Value is the driving force behind why people are likely to visit your content and is why creating value for your customers is an absolute must. Let’s say you’re writing about an already popular topic. Commenting on trends is a great way to benefit off of the back of a naturally popular subject and it can also show to your audience that you’re aware of the surrounding market.
However, the value that you add to that discussion is what will make your content stand out from the rest. Often blogs can rely too heavily on external data or research to have much value themselves, the reader might as well just go to the sources that you have used. The goal is to be a thought leader, not a curator of facts and statistics. So, when creating your content, ask yourself, “what value can I add with my analysis and insight?”
Everybody has access to facts and data but not everyone is an expert like you so leverage that expertise to make truly valuable and insightful content.
Understanding your audience is crucial to thought leadership as It governs so many aspects of the type of content you create and the image that you want to project. Here are some points to consider when trying to understand your audience:
One of the first questions to think about is your audience’s level of understanding on the topic. This changes your content drastically as if your audience is at a beginner level of understanding, it naturally places you as an educator, a fundamentally different position that if you are writing to your peers with very high level knowledge and you really have to use your expertise to set yourself apart. Typically thought leadership is that latter of those options and is much more difficult than other educational content however the rewards are also much greater, as you are writing to a high value audience.
Somewhat parallel to that, try to understand what you want to get from your audience and have that goal very clear to yourself. Youre probably not putting this amount of effort into creating thought leadership content just for personal recognition. There is likely some sort of transaction that you are aiming for in the end and so what’s your goal to transform this earned respect into transactions and what will success in that look like. Understanding what you want from your engagement with your audience will drive the content you make.

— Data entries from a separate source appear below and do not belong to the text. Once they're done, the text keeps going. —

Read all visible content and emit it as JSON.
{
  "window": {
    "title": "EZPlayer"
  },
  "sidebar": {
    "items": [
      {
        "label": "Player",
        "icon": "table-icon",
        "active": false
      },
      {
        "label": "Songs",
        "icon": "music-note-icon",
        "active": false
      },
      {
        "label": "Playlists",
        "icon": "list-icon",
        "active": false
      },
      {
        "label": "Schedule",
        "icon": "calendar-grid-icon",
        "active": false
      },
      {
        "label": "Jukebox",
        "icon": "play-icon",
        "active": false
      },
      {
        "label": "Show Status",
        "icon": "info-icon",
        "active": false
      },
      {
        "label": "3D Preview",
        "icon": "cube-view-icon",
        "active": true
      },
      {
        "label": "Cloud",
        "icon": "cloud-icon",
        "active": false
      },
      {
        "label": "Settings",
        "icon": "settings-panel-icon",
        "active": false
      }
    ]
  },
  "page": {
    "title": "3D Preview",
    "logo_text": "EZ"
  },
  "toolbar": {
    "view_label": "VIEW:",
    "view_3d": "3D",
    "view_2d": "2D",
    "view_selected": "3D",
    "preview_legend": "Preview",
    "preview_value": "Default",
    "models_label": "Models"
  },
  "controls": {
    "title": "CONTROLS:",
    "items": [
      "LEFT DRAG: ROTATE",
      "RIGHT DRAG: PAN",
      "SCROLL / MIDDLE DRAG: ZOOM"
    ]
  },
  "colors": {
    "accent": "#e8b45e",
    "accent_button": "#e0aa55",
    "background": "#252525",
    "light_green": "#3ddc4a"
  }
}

Understand where your customers are in terms of the platforms that they like to see your content. We have a comprehensive guide to a multichannel content strategy to learn more about this in depth. But essentially, you need to know where your customers spend their time and match the tone of those platforms in your output. There is no good in writing great content if you’re not posting it to where your audience is and that’s why a multi-channel approach is so important, It allows you to reach many sectors of your audience through the use of different platforms.
All the above points are about your current and short-term future understand your audience today or in the short-term future at least. However, it is also important to consider how your audience will change. Will you have a cohort effect where some people grow out of
your content, but they are replaced by new people or will your audience grow and learn with you.
Its inevitable your audience will change (hopefully grow) but it is important that you are constantly aware of who makes up your audience and what the trajectory is. Are you moving toward the size and type of audience you want, you may be growing but are you
growing with the right kind of people or at the right rate for your goals.
So as you can see, being recognised as a thought leader is a highly prestigious position and one that will take a lot of expertise and skill. The rewards for reaching that level, however, are enormous and will be a long-term driver of traffic to your site, which you can hope to capture and convert into sales. In our next piece, we will give you some more practical advice on leveraging your own skills to create thought leadership content.
At Kahana, we live and breathe content creation. We love learning new concepts, exploring emergent trends, and writing about topics that foster creativity and wellness.